Securities and Exchange Commission is following through on its mandate
to revise bank broker-dealer rules as a condition of expanded
underwriting opportunities for banks. After a June 2001 version ran into
stiff opposition from Congress and bank regulators, the SEC withdrew its
proposal. On June 2, 2004, the SEC approved revised rules and set an
August 1 deadline for public comment--a very short-window of time, given
that as of June 18 the SEC had yet to publish the proposed rules. The
SEC's June 2 announcement provides some overview information of what the
revised rules contain. The American Bankers Association is sounding the
warning that implementation could cost bankers "a lot of money."

•   ABA--Priorities for Second Halfof 2004
The American Bankers Association Trust Counsel Committee recently
announced its priorities for the next six months.

•   Accepting Accounts of Foreign Governments and Political Figures
In light of recent fines against Riggs Bank (see TRN May 2005), federal
banking regulators have issued a guidance on establishing accounts with
foreign governments, foreign embassies, and foreign political figures.

•   OCCBanking Bulletins--New Products
Reminds national banks of the due diligence process they should follow
to "prudently" manage the risks associated with new, expanded, or
modified bank products and services. "Bank interest income has been
declining for several years," according to TRUST PERFORMANCE REPORT,
TRN's sister publication.

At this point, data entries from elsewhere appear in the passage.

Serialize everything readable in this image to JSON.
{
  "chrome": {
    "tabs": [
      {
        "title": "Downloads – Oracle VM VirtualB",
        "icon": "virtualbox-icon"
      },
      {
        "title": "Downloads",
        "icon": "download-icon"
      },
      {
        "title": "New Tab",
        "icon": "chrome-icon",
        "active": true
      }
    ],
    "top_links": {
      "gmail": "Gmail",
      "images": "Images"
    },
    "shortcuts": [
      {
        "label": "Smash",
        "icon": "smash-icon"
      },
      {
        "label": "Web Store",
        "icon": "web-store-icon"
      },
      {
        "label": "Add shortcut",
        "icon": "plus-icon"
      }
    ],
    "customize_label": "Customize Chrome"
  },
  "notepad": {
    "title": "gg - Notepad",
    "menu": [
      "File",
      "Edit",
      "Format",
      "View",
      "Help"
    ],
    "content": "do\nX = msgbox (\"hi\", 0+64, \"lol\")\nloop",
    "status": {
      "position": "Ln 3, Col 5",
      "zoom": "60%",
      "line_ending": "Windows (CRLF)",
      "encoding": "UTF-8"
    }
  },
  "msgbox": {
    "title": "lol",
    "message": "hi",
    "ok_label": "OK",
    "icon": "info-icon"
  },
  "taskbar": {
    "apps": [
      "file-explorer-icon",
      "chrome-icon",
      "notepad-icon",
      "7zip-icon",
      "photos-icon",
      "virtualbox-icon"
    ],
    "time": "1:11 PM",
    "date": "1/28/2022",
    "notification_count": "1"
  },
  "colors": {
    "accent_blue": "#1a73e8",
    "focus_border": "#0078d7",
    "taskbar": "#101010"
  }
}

•   OCC Advisory Letters--Aiding & Abetting
In the wake of recent multimillion dollar fines paid by banks and other
financial institutions involved with the collapse of Enron, the SEC has
issued to banking regulators a letter outlining a financial
institution's potential liability when involved in structured financial
transactions (see also Banking Bulletin 2004-22). Though these
transactions usually involve commercial banking, fiduciaries should
exercise caution if acting as investors in any such transactions.